In the previous post, I listed three reasons various commentators have given in order to absolve God/the Valar of responsibility for the suffering endured by the characters in The Children of Hurin and the Turin tale in general. As I explain there, it has always seemed odd to me that some readers should be so intent on foisting a theological explanation, or overlay, onto the narrative fabric of the story in order to show that it accords with the overall supposed ‘arc of history’ within Tolkien’s universe which is, supposedly, a Christian one. That is, the eucatastrophic element of Tolkien’s fiction is said to be paramount, and any and all events taking place within the historical timeline can be explained, or explained away, only by recourse to this larger, cosmic perspective.
But, as I have previously argued, the eucatastrophe idea functions within Tolkien’s universe as a kind of theodicy.
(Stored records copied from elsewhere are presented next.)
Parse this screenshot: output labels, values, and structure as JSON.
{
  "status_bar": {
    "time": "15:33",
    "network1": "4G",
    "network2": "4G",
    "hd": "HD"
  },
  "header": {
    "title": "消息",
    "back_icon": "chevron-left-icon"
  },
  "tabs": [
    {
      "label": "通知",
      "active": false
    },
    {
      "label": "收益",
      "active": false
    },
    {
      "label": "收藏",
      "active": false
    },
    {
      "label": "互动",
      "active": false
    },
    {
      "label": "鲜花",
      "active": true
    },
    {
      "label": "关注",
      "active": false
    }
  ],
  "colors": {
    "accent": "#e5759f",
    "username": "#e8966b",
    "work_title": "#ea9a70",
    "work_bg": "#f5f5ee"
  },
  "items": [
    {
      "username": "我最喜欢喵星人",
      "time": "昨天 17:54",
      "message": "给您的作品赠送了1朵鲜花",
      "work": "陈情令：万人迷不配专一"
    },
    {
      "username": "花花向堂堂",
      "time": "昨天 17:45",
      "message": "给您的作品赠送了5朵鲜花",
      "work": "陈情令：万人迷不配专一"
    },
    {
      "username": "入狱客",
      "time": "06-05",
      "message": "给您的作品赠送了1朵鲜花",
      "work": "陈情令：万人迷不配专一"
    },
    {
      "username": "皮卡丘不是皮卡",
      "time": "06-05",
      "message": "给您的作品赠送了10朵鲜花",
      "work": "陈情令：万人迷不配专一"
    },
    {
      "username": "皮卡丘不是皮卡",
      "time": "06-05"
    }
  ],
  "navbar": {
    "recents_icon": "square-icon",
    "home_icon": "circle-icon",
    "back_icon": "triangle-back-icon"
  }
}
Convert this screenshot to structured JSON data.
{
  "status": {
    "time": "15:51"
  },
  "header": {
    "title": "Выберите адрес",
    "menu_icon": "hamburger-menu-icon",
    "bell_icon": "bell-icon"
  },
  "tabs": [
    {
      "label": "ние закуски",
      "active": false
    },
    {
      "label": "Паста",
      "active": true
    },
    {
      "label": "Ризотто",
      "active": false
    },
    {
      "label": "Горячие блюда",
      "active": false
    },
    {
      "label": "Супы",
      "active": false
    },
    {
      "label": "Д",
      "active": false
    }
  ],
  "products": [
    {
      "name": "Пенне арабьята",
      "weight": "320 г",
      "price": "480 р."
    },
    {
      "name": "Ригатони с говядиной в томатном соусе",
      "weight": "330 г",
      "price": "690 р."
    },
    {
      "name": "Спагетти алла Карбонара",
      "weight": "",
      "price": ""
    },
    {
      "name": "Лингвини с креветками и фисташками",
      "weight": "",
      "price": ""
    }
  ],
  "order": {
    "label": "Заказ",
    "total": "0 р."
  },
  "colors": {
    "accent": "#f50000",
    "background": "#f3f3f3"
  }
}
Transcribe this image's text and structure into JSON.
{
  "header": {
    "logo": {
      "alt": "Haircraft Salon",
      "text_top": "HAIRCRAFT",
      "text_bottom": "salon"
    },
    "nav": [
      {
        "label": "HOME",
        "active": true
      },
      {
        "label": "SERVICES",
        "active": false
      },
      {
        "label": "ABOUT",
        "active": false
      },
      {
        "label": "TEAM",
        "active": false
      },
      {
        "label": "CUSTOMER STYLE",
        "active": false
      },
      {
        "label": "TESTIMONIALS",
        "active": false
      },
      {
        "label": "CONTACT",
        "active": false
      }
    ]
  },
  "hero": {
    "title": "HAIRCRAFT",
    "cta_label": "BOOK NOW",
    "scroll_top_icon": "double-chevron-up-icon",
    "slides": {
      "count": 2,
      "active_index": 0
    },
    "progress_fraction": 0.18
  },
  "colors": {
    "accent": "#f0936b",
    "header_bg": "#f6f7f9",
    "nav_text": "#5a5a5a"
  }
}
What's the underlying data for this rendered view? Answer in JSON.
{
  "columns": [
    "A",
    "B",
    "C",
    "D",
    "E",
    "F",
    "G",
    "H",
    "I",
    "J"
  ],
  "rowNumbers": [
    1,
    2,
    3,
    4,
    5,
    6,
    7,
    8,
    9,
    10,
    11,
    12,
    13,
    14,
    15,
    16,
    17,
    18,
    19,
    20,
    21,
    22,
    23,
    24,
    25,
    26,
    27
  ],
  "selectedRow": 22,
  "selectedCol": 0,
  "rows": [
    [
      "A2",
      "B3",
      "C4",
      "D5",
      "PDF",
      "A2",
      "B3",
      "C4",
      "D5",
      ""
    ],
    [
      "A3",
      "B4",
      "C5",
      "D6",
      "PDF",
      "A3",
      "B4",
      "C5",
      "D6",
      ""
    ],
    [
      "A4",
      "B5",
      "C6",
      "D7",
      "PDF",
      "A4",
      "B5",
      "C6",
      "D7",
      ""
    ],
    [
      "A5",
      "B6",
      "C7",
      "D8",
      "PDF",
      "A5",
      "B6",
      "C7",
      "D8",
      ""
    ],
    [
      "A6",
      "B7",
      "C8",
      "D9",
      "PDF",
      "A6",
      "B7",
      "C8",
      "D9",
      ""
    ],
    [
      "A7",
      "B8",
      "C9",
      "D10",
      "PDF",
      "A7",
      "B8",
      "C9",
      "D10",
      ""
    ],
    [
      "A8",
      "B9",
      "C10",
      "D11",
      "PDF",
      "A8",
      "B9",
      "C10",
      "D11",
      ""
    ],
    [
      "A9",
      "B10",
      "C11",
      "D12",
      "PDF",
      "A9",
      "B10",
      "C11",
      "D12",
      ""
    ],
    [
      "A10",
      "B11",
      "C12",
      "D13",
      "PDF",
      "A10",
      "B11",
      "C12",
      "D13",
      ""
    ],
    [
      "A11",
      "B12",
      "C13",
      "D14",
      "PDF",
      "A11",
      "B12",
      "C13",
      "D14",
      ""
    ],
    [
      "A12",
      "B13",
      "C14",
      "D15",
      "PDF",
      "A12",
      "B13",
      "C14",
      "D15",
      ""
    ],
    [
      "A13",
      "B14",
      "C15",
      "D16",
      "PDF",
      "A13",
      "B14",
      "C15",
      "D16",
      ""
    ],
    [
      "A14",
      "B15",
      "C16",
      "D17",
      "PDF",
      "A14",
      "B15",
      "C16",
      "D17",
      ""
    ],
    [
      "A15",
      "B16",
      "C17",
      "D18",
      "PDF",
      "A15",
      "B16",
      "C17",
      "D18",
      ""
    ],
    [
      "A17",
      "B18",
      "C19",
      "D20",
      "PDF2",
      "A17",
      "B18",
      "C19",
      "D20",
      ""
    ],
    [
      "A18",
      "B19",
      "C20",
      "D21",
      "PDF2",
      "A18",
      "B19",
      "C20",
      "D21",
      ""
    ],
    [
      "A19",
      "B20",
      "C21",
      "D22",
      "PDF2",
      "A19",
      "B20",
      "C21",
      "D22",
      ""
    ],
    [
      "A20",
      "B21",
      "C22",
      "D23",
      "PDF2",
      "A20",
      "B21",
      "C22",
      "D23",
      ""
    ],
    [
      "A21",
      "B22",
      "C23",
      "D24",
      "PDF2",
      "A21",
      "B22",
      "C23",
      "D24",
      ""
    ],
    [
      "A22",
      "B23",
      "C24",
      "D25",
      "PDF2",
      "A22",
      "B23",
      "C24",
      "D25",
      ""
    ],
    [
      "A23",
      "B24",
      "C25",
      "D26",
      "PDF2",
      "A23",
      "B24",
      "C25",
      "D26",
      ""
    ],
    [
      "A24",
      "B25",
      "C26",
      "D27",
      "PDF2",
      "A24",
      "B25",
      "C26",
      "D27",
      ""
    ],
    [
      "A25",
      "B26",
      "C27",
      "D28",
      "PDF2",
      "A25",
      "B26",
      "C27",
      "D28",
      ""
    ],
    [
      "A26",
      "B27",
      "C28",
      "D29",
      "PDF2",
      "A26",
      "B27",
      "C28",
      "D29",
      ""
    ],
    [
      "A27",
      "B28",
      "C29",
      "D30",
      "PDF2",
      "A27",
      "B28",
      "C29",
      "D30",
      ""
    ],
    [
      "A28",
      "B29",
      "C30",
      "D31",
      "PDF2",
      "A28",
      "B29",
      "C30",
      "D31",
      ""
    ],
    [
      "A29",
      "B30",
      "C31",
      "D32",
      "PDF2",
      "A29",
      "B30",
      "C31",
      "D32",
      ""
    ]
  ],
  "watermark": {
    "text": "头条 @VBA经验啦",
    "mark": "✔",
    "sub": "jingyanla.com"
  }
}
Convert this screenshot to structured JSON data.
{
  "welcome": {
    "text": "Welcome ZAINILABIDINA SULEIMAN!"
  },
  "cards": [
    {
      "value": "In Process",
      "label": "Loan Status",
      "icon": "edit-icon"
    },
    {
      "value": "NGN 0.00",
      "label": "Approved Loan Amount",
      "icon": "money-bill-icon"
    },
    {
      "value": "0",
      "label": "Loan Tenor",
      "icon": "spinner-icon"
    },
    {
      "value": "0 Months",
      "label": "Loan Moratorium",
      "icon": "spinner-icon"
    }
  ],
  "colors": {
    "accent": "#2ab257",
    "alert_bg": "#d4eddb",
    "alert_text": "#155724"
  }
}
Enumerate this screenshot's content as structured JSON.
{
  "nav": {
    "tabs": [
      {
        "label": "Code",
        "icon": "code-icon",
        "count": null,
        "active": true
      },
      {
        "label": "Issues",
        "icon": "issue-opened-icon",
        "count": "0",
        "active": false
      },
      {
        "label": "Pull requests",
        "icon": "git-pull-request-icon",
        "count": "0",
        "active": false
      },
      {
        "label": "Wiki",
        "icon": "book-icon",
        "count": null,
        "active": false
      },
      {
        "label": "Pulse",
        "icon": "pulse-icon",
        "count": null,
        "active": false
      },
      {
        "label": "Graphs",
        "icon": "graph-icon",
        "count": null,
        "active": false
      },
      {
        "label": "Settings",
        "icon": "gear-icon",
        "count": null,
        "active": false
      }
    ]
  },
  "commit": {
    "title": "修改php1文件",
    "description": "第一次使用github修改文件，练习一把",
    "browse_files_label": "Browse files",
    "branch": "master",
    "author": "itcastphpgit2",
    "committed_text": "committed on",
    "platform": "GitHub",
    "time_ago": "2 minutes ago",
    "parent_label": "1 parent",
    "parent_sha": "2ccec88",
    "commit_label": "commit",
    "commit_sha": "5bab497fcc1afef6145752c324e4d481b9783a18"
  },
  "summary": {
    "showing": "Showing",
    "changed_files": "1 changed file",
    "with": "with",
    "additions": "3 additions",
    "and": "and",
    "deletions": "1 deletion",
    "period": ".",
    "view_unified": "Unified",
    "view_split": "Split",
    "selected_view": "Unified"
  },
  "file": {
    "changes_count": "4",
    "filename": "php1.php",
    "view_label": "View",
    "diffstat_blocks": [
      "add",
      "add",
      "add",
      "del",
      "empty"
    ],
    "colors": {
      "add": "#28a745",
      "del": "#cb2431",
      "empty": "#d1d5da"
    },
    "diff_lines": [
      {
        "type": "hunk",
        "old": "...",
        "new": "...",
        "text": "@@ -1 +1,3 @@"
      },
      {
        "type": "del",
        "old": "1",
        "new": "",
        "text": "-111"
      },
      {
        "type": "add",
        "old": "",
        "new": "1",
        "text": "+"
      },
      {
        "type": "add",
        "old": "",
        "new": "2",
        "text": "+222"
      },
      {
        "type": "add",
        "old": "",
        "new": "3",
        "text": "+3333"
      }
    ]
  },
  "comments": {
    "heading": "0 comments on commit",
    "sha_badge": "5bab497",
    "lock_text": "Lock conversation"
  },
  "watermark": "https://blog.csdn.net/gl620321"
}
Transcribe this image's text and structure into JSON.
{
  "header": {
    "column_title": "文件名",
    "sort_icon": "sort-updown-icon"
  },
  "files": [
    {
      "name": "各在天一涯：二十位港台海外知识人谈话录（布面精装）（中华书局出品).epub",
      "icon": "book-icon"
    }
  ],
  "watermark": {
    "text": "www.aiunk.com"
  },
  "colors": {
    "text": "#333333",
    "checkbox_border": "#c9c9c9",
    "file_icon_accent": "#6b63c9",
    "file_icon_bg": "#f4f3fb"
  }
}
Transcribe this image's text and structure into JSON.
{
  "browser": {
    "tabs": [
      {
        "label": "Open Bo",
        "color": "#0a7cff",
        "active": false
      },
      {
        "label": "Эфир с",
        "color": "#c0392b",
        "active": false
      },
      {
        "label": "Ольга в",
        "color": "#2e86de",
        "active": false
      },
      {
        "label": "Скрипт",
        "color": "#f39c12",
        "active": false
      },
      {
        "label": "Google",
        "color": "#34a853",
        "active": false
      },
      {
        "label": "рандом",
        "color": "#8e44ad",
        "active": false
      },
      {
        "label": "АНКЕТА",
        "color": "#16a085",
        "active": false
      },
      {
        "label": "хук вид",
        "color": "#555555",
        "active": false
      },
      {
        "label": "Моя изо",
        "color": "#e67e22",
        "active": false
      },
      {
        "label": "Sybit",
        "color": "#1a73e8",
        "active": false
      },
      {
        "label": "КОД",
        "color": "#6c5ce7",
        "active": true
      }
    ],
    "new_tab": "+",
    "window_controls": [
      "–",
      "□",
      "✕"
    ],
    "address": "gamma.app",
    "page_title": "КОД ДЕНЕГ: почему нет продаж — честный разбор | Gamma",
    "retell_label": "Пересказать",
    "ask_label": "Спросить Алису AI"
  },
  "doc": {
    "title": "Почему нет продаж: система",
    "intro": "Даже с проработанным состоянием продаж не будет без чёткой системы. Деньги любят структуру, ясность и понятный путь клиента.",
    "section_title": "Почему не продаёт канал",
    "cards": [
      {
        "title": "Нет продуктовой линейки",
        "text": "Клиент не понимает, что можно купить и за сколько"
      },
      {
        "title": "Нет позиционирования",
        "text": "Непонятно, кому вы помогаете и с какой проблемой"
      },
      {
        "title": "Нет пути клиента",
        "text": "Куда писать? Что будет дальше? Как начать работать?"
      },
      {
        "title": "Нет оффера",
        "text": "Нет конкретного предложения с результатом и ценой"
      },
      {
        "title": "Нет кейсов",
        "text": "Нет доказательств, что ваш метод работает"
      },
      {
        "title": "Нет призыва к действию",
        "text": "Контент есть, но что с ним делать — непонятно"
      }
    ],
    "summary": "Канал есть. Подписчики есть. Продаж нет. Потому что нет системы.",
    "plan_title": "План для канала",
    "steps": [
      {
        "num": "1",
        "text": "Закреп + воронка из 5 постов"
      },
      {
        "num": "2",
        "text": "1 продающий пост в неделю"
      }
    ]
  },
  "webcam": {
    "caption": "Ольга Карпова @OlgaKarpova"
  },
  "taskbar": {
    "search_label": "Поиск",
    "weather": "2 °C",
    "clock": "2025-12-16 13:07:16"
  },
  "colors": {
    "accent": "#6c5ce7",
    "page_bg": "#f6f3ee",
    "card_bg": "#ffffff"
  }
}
In other words, it is a kind of catch all explanation for suffering which supposedly works on any level. Turin’s life is beset by grief? Well, The Silmarillion ends with a eucatastrophe, and God’s plan is therefore fulfilled. It all works out in the end. Turin’s life is therefore an aberration, or at the very least, a sad and pitiable example of humanity gone wrong. In order to better uphold this explanation, it is necessary, or at the very least desirable, to show that Turin himself is responsible, at least in part, for the maledictions which are brought to bear upon him. One such approach is to argue that Turin is himself a kind of defective character. In particular, the great sin of Pride is often bandied about as an all encompassing explanation for his bad decision-making. To be sure, this argument would appear to find support in the text, as Turin’s decisions, such as when he deigns to remain at Amon Rudh, are sometimes framed in terms of his prideful nature. This cannot be denied, but as a poster in this thread observes,
Turin’s hopelessness is very much tied in with his own perception of himself as a man of ill fortune. The whole issue of him refusing to return to Doriath, and thus be protected from Morgoth, is related to his pride – but was his pride the result of his ill fortune, or vice versa?
The perception that Turin is prideful is true, but why is he prideful in the first place? In some sense, he is ill fated to be. It is an aspect of his character that he himself cannot appear to escape from. It is not therefore a moral flaw, but merely a flaw in his ‘design’. Moreover, pridefulness is related to a major theme of the Children of Hurin novel (less so the chapter in The Silmarillion): the terrible reality of mortality, especially when contrasted with the immortality of the Eldar. Humans are given to pridefulness because their lives are so short, the novel seems to imply. The Elves can afford to eschew pridefulness (although they often don’t) because their lives work out over millennia. But humans must face a cruel world, somehow, and thrive within it. When the odds are so heinously stacked against you, as they are against Turin, what other response seems reasonable? The Christian reader might object that Turin should have practiced a considered humility, but what would this have gained him? In the world of the Turin saga, there are no answers to the existential question of life after death, even if we as readers “know” the answers contained in The Silmarillion. Our ‘knoweldge’ of the Ainulindale myth, for example, is useless within the space of the Turin story, because the characters themselves are unaware of it (witness the conversation of Sador and Turin. If Sador has heard of it, he doesn’t believe it). The narrative of the Turin story undermines the theodicy of the Ainulindale, which, it must be remembered, is an Elvish myth. It may be objected that this is an example of dramatic irony – if only the characters knew what we do, but that seems unworkable. Presumably, having lived amongst them, the humans of the story would be familiar with the Elvish myths, but even so those stories appear not to have inculcated them with a sense of Christian piety. If the Ainulindale is meant to function as a theodicy (Eru turns evil to his own purpose, etc.) it appears to have garnered only scepticism from Sador and Turin himself.
So, what are we to make of Turin’s pride? Does it absolve Eru, and the Valar? In short, I don’t believe it does, because Turin’s pride is itself a response to the cruelty of the world he inhabits. Interestingly, the book makes no moral judgement upon Turin, and it is this quality that makes his story, for me, so appealing. We are all, like Turin, obliged to face a world which we cannot ourselves exert much control over. What is the correct response this scenario? No one knows, but at the very least assigning blame to Turin because he reacts with pridefulness in the face of his circumstances does not cut it.